* _Your instructions_:
Please copy every line of the records below that holds the word "title".

* _Material for this task_:
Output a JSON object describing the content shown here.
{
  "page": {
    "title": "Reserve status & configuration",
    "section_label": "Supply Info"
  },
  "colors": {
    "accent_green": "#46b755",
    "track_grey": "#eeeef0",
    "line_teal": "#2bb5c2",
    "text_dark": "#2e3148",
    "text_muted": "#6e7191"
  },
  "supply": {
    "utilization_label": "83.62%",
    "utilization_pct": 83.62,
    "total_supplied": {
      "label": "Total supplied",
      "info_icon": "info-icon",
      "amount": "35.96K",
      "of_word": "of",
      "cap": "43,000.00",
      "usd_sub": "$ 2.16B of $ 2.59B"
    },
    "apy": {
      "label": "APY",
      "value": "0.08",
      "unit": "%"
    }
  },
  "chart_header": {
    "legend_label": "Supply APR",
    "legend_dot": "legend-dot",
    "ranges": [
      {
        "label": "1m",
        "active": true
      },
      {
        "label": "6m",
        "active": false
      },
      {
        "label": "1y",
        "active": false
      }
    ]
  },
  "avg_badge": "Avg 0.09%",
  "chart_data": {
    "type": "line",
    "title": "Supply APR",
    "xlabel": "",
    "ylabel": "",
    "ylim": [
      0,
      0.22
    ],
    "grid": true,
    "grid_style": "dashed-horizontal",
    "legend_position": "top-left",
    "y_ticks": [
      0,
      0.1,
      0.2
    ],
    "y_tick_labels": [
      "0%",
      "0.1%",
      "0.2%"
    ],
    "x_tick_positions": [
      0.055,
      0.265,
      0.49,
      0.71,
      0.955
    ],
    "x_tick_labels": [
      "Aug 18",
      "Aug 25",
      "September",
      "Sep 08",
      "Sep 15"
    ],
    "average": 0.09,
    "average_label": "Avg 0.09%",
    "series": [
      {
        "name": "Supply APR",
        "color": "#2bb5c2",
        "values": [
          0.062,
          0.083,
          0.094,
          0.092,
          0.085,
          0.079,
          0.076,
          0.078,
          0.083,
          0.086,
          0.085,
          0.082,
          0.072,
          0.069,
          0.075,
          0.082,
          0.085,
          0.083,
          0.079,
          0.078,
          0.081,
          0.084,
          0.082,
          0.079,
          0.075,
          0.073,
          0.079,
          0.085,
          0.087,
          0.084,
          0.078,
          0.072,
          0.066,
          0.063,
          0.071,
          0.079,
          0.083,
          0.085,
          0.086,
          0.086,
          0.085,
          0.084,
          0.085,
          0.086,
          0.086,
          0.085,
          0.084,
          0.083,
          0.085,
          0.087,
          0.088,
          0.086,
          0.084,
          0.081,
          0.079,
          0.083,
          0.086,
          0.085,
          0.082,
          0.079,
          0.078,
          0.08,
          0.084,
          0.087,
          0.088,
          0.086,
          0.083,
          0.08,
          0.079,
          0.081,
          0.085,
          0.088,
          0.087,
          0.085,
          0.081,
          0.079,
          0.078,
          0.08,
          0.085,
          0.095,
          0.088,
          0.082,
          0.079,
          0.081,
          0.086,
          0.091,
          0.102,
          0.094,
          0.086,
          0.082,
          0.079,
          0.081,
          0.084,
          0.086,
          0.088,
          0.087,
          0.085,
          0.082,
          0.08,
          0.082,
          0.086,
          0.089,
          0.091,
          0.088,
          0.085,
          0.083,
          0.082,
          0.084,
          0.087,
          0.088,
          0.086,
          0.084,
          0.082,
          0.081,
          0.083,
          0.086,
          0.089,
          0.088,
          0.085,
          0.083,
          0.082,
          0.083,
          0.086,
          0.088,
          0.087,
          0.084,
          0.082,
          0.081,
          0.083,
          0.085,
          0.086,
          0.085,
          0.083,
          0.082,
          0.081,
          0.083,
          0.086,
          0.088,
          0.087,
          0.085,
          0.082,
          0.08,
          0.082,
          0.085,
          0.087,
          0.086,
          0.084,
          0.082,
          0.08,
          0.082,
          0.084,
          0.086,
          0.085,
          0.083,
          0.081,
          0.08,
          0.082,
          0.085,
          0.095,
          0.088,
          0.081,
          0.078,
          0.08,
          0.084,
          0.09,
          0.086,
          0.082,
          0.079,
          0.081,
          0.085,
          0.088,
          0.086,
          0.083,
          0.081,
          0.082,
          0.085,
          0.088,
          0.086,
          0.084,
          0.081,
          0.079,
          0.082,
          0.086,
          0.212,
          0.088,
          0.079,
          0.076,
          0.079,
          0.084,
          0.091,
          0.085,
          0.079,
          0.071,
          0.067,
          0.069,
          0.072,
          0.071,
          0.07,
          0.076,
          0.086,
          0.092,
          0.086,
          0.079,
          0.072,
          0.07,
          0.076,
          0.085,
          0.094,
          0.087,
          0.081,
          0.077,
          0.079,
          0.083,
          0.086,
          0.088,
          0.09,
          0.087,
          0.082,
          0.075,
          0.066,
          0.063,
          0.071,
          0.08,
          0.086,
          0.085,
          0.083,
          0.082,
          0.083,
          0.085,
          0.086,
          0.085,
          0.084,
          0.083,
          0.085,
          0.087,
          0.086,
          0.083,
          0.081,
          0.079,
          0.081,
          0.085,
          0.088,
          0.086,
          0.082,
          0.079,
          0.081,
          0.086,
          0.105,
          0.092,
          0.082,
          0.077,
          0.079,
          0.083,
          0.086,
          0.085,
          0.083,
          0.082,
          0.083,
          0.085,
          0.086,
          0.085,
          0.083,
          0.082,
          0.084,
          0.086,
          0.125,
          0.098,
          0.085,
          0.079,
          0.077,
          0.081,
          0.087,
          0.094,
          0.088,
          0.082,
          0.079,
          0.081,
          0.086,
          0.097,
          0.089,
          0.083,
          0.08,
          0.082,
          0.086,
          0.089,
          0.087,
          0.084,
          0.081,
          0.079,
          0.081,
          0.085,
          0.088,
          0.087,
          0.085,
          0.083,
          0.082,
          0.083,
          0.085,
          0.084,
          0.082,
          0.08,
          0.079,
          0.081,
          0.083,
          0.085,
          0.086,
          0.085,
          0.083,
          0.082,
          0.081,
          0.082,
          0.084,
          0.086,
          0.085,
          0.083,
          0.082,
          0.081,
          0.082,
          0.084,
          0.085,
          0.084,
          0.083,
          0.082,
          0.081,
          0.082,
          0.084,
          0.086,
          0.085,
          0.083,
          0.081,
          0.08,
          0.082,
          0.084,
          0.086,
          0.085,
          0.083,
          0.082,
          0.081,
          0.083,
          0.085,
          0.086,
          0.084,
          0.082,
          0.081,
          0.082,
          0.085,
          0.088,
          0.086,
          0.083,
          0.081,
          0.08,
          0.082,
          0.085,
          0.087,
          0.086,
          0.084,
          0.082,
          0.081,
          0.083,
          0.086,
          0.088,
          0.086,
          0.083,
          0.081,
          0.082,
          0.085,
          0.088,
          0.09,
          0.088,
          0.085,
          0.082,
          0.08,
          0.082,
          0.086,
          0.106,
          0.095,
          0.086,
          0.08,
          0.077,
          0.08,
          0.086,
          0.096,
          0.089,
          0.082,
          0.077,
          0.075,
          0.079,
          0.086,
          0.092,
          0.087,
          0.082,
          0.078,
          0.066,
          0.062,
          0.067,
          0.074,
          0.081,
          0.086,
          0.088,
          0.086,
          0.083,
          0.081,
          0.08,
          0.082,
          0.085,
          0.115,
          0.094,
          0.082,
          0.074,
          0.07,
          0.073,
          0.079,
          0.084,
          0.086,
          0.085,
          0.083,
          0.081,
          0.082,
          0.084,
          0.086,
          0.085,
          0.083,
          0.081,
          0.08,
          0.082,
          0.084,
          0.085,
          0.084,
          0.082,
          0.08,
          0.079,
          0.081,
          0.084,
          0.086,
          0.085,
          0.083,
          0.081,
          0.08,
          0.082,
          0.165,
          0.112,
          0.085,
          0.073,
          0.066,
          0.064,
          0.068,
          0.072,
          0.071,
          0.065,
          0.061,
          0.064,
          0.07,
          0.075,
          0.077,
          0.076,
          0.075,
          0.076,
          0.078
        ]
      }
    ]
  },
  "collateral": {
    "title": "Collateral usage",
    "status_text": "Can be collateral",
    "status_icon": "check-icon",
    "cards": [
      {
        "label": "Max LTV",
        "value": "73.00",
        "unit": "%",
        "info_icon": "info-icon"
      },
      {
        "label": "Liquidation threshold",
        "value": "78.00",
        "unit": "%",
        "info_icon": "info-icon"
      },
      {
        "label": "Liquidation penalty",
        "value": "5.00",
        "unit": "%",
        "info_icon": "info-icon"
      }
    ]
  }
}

* _Task answer_:
    "title": "Reserve status & configuration",
    "title": "Supply APR",
    "title": "Collateral usage",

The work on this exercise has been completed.